Originally Posted by sribe
Does anybody have any idea what 300 year old slow-grown spruce would be like?
In short (giving you an overall consideration) it would be an excellent species and wood to work with
for many applications depending on condition of the wood, its treatment during the drying process and who did it, as well as the biome it came out of for just some of the primary factors...It actually takes finish extremely well
and only difficult for the less experienced trying to use only modern modalities of what woodworking has become. Traditional finishing stain and related finishing systems are recommended in general for most species if one is interest in their work developing an actual patina that will last and only get better with age. Spruce is well know for the positive affect occurring over time...
Sorry I'm seeing this late...I only get off of projects "in the woods" about once a week this time of year...LMAO...so only have time on weekends to be of any great service to readers here...
To your query...and one of the rather ignorant responses I'm sorry you received
...(or perhaps just misinformed but feeling a need to be relevant on this forum's conversation...by certain posters...???)...either way, I don't really have time to not be blunt or to debate such silly misguiding comments...
Spruce, in general, are actually in most of its species and forms regardless of age have a Janka Hardness: 380 lbf to 700 lbf which is much harder than White Pines as a great comparative. With a Janka Hardness at around ~ 380 lbf and sometimes softer... the "White Pine" group (which even novice woodworkers soon learn is an excellent species to work with in furniture)
...AND...BEING MUCH SOFTER AND OFTEN HARDER TO FINISH IN GENERAL THAN MOST OF THE WHITE PINES
...then neither would have been used for both Timber Frames (structural framing) and furniture alike for the last few millenia...to state otherwise is obtuse...and historically inaccurate.
Since that is the case for the White Pines...and Spruce alike, it is more about grain patterning/milling effects in generally which can effect its application in furniture. As such, both species groups can and do develop a patinas and the scars of use that we have grown to love in countless antiques...
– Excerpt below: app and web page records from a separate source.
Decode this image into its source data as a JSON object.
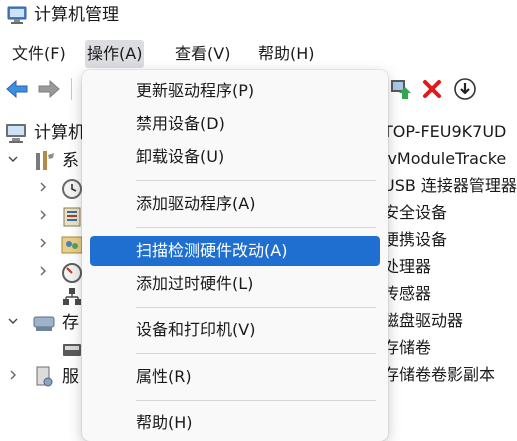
{
  "window": {
    "title": "计算机管理",
    "app_icon": "computer-management-icon"
  },
  "menubar": {
    "items": [
      {
        "label": "文件(F)"
      },
      {
        "label": "操作(A)",
        "active": true
      },
      {
        "label": "查看(V)"
      },
      {
        "label": "帮助(H)"
      }
    ]
  },
  "toolbar": {
    "buttons": [
      "back-arrow-icon",
      "forward-arrow-icon",
      "enable-device-icon",
      "delete-icon",
      "down-arrow-icon"
    ]
  },
  "tree": {
    "items": [
      {
        "label": "计算机",
        "icon": "computer-icon"
      },
      {
        "label": "系",
        "icon": "tools-icon",
        "expanded": true
      },
      {
        "label": "",
        "icon": "clock-icon"
      },
      {
        "label": "",
        "icon": "viewer-icon"
      },
      {
        "label": "",
        "icon": "users-icon"
      },
      {
        "label": "",
        "icon": "gauge-icon"
      },
      {
        "label": "",
        "icon": "device-manager-icon"
      },
      {
        "label": "存",
        "icon": "storage-icon",
        "expanded": true
      },
      {
        "label": "",
        "icon": "disk-icon"
      },
      {
        "label": "服",
        "icon": "services-icon"
      }
    ]
  },
  "right_panel": {
    "items": [
      "TOP-FEU9K7UD",
      "lvModuleTracke",
      "USB 连接器管理器",
      "安全设备",
      "便携设备",
      "处理器",
      "传感器",
      "磁盘驱动器",
      "存储卷",
      "存储卷卷影副本"
    ]
  },
  "dropdown": {
    "items": [
      {
        "label": "更新驱动程序(P)"
      },
      {
        "label": "禁用设备(D)"
      },
      {
        "label": "卸载设备(U)"
      },
      {
        "label": "添加驱动程序(A)"
      },
      {
        "label": "扫描检测硬件改动(A)",
        "highlighted": true
      },
      {
        "label": "添加过时硬件(L)"
      },
      {
        "label": "设备和打印机(V)"
      },
      {
        "label": "属性(R)"
      },
      {
        "label": "帮助(H)"
      }
    ]
  },
  "colors": {
    "highlight": "#1f6fd0",
    "delete_red": "#e0191d",
    "menu_active": "#dcdde1"
  }
}
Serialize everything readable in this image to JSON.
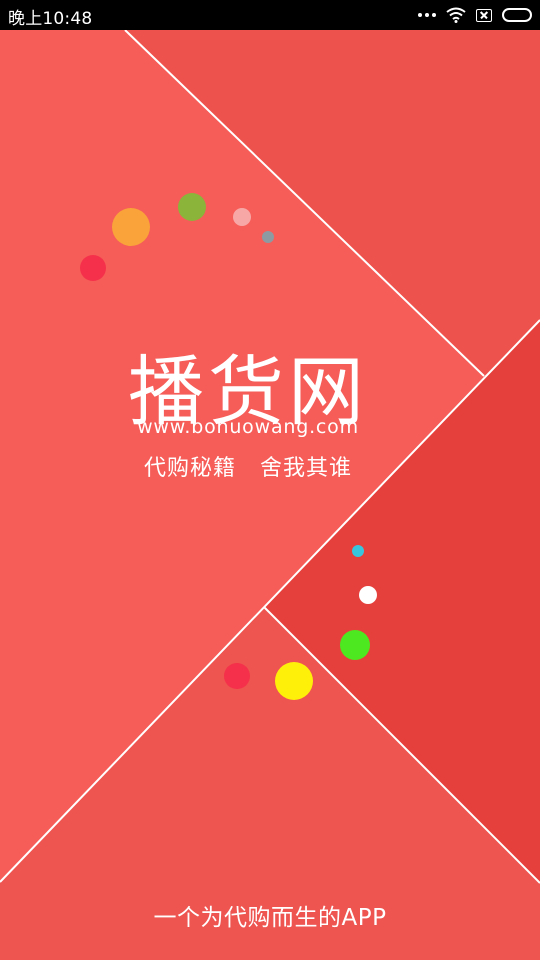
{
  "status_bar": {
    "time": "晚上10:48",
    "icons": [
      "more-dots-icon",
      "wifi-icon",
      "no-sim-icon",
      "battery-icon"
    ]
  },
  "splash": {
    "brand_name": "播货网",
    "url": "www.bohuowang.com",
    "slogan_left": "代购秘籍",
    "slogan_right": "舍我其谁",
    "footer": "一个为代购而生的APP"
  },
  "colors": {
    "background_top_left": "#F65C58",
    "background_top_right": "#EE524C",
    "background_right": "#E5403C",
    "background_bottom": "#EE5450",
    "divider_line": "#FFFFFF",
    "dot_red": "#F5304A",
    "dot_orange": "#F9A33A",
    "dot_olive": "#8BB43A",
    "dot_pink": "#F7A8A6",
    "dot_gray": "#8E9AA2",
    "dot_cyan": "#38C6DE",
    "dot_white": "#FFFFFF",
    "dot_green": "#4DE81F",
    "dot_yellow": "#FFF00A"
  }
}
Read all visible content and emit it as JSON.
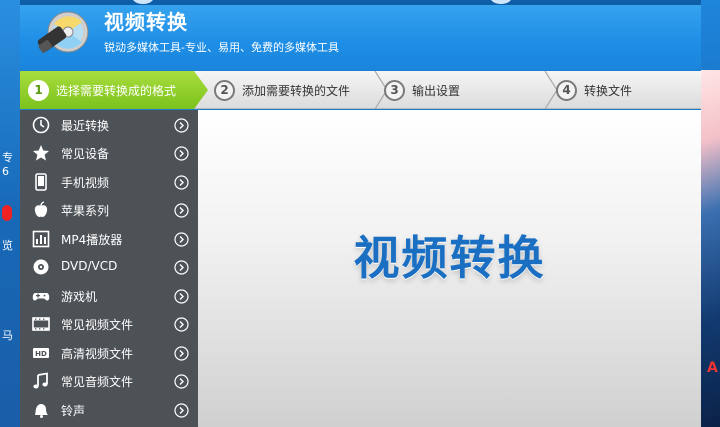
{
  "app": {
    "title": "视频转换",
    "subtitle": "锐动多媒体工具-专业、易用、免费的多媒体工具",
    "main_heading": "视频转换"
  },
  "steps": [
    {
      "num": "1",
      "label": "选择需要转换成的格式",
      "active": true
    },
    {
      "num": "2",
      "label": "添加需要转换的文件",
      "active": false
    },
    {
      "num": "3",
      "label": "输出设置",
      "active": false
    },
    {
      "num": "4",
      "label": "转换文件",
      "active": false
    }
  ],
  "sidebar": {
    "items": [
      {
        "label": "最近转换",
        "icon": "clock-icon"
      },
      {
        "label": "常见设备",
        "icon": "star-icon"
      },
      {
        "label": "手机视频",
        "icon": "phone-icon"
      },
      {
        "label": "苹果系列",
        "icon": "apple-icon"
      },
      {
        "label": "MP4播放器",
        "icon": "mp4-player-icon"
      },
      {
        "label": "DVD/VCD",
        "icon": "disc-icon"
      },
      {
        "label": "游戏机",
        "icon": "gamepad-icon"
      },
      {
        "label": "常见视频文件",
        "icon": "film-icon"
      },
      {
        "label": "高清视频文件",
        "icon": "hd-icon"
      },
      {
        "label": "常见音频文件",
        "icon": "music-note-icon"
      },
      {
        "label": "铃声",
        "icon": "bell-icon"
      }
    ]
  },
  "desktop": {
    "left_fragments": [
      "专",
      "6",
      "览",
      "马"
    ],
    "right_fragment": "A"
  },
  "colors": {
    "header_blue": "#1e8ee6",
    "active_step_green": "#7cc21c",
    "sidebar_bg": "#4d5256",
    "heading_blue": "#1a6fc2"
  }
}
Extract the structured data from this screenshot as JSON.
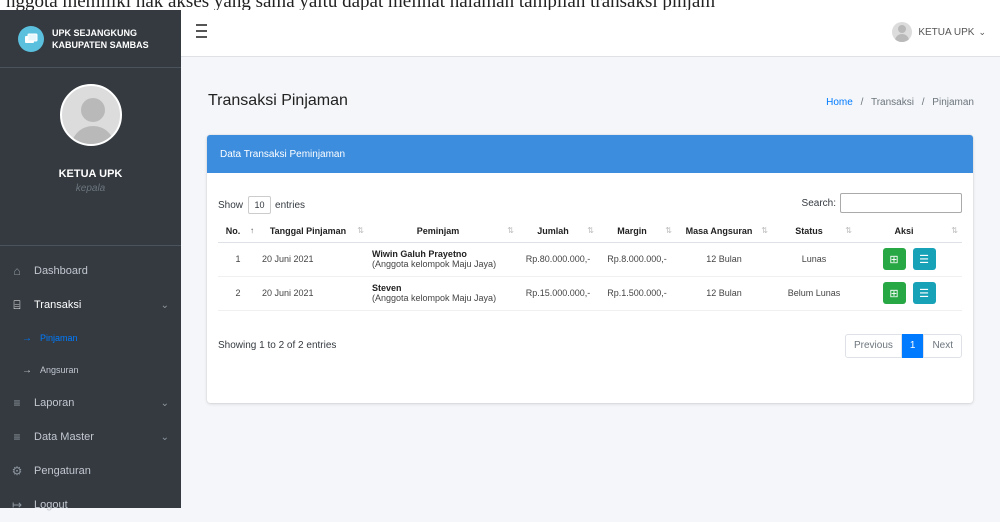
{
  "caption": "nggota memiliki hak akses yang sama yaitu dapat melihat halaman tampilan transaksi pinjam",
  "brand": {
    "line1": "UPK SEJANGKUNG",
    "line2": "KABUPATEN SAMBAS"
  },
  "user_panel": {
    "name": "KETUA UPK",
    "role": "kepala"
  },
  "nav": {
    "dashboard": "Dashboard",
    "transaksi": "Transaksi",
    "pinjaman": "Pinjaman",
    "angsuran": "Angsuran",
    "laporan": "Laporan",
    "data_master": "Data Master",
    "pengaturan": "Pengaturan",
    "logout": "Logout"
  },
  "topbar": {
    "user": "KETUA UPK",
    "caret": "⌄"
  },
  "page": {
    "title": "Transaksi Pinjaman",
    "breadcrumb": {
      "home": "Home",
      "section": "Transaksi",
      "current": "Pinjaman",
      "separator": "/"
    }
  },
  "card": {
    "header": "Data Transaksi Peminjaman"
  },
  "controls": {
    "show_label": "Show",
    "entries_value": "10",
    "entries_label": "entries",
    "search_label": "Search:"
  },
  "table": {
    "headers": [
      "No.",
      "Tanggal Pinjaman",
      "Peminjam",
      "Jumlah",
      "Margin",
      "Masa Angsuran",
      "Status",
      "Aksi"
    ],
    "rows": [
      {
        "no": "1",
        "tanggal": "20 Juni 2021",
        "nama": "Wiwin Galuh Prayetno",
        "kelompok": "(Anggota kelompok Maju Jaya)",
        "jumlah": "Rp.80.000.000,-",
        "margin": "Rp.8.000.000,-",
        "masa": "12 Bulan",
        "status": "Lunas"
      },
      {
        "no": "2",
        "tanggal": "20 Juni 2021",
        "nama": "Steven",
        "kelompok": "(Anggota kelompok Maju Jaya)",
        "jumlah": "Rp.15.000.000,-",
        "margin": "Rp.1.500.000,-",
        "masa": "12 Bulan",
        "status": "Belum Lunas"
      }
    ]
  },
  "footer": {
    "info": "Showing 1 to 2 of 2 entries",
    "previous": "Previous",
    "page": "1",
    "next": "Next"
  },
  "colors": {
    "sidebar": "#343a40",
    "card_header": "#3c8dde",
    "primary": "#007bff",
    "success": "#28a745",
    "info": "#17a2b8"
  }
}
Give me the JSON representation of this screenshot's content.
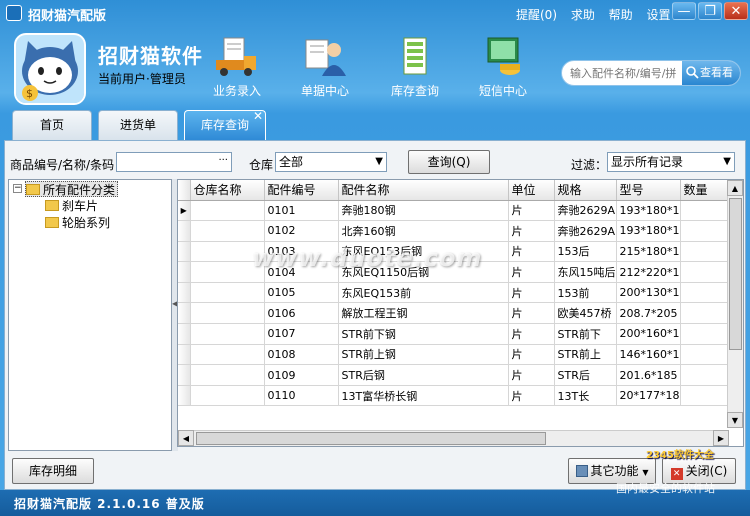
{
  "window": {
    "app_title": "招财猫汽配版",
    "min": "—",
    "restore": "❐",
    "close": "✕"
  },
  "top_links": [
    "提醒(0)",
    "求助",
    "帮助",
    "设置"
  ],
  "header": {
    "brand": "招财猫软件",
    "user": "当前用户·管理员"
  },
  "modules": [
    {
      "label": "业务录入",
      "icon": "truck-icon"
    },
    {
      "label": "单据中心",
      "icon": "person-icon"
    },
    {
      "label": "库存查询",
      "icon": "documents-icon"
    },
    {
      "label": "短信中心",
      "icon": "monitor-icon"
    }
  ],
  "search": {
    "placeholder": "输入配件名称/编号/拼",
    "button": "查看看"
  },
  "tabs": [
    {
      "label": "首页",
      "active": false
    },
    {
      "label": "进货单",
      "active": false
    },
    {
      "label": "库存查询",
      "active": true
    }
  ],
  "filter": {
    "product_label": "商品编号/名称/条码",
    "product_value": "",
    "ellipsis": "···",
    "warehouse_label": "仓库",
    "warehouse_value": "全部",
    "query_button": "查询(Q)",
    "filter_label": "过滤：",
    "filter_value": "显示所有记录"
  },
  "tree": {
    "root": "所有配件分类",
    "children": [
      "刹车片",
      "轮胎系列"
    ]
  },
  "table": {
    "columns": [
      "仓库名称",
      "配件编号",
      "配件名称",
      "单位",
      "规格",
      "型号",
      "数量"
    ],
    "rows": [
      [
        "",
        "0101",
        "奔驰180钢",
        "片",
        "奔驰2629A",
        "193*180*1",
        ""
      ],
      [
        "",
        "0102",
        "北奔160钢",
        "片",
        "奔驰2629A",
        "193*180*1",
        ""
      ],
      [
        "",
        "0103",
        "东风EQ153后钢",
        "片",
        "153后",
        "215*180*1",
        ""
      ],
      [
        "",
        "0104",
        "东风EQ1150后钢",
        "片",
        "东风15吨后",
        "212*220*1",
        ""
      ],
      [
        "",
        "0105",
        "东风EQ153前",
        "片",
        "153前",
        "200*130*1",
        ""
      ],
      [
        "",
        "0106",
        "解放工程王钢",
        "片",
        "欧美457桥",
        "208.7*205",
        ""
      ],
      [
        "",
        "0107",
        "STR前下钢",
        "片",
        "STR前下",
        "200*160*1",
        ""
      ],
      [
        "",
        "0108",
        "STR前上钢",
        "片",
        "STR前上",
        "146*160*1",
        ""
      ],
      [
        "",
        "0109",
        "STR后钢",
        "片",
        "STR后",
        "201.6*185",
        ""
      ],
      [
        "",
        "0110",
        "13T富华桥长钢",
        "片",
        "13T长",
        "20*177*18",
        ""
      ]
    ]
  },
  "buttons": {
    "inventory_detail": "库存明细",
    "other_functions": "其它功能",
    "close": "关闭(C)"
  },
  "footer": {
    "version": "招财猫汽配版  2.1.0.16 普及版"
  },
  "watermarks": {
    "center": "www.duote.com",
    "corner_top": "2345软件大全",
    "corner_bottom": "国内最安全的软件站"
  }
}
"Old growth" (in general) is not always a plus to any given wood species. Many conifer actually are better employed if grown as fast as possible and/or from a younger forest growth population, but each case, application scenario, or biome type harvested from can lead to different effects accordingly...so that aspect is both subjective and dependent on a case by case basis...and/or...goal set for a project...
Originally Posted by sribe
Well, maybe I'll just have to cut a slice, sand, condition & finish and see what it's like...
Excellent idea, and let me know if I can expand on anything or be of further service to your goals...
Remember, the finest violins in history (many centuries old and in very "hard working"
daily service) are made of both Willow and Spruce...two species that very few woodworker ever get (or bother to take?) the time to learn to work and employ in their projects...
Originally Posted by BigJim
I have learned that northern species of wood are harder than the southern grown species so I may have been wrong about it being too soft. I will just say this, Southern Spruce is way to soft to use as furniture.
Jim shares an excellent regional example of variance in the species presentation characteristics...
Yet...even in the south this species in harder than many others that are both historically and contemporary employed in furniture and timber frames alike (mainly roofing structural timbers because of Southern Spruces great resistance in modules of elasticity/bending)...and in furniture...for large slab/plank of Harvest Table, in member application like trestle spans, legs, spring slats in beds...etc...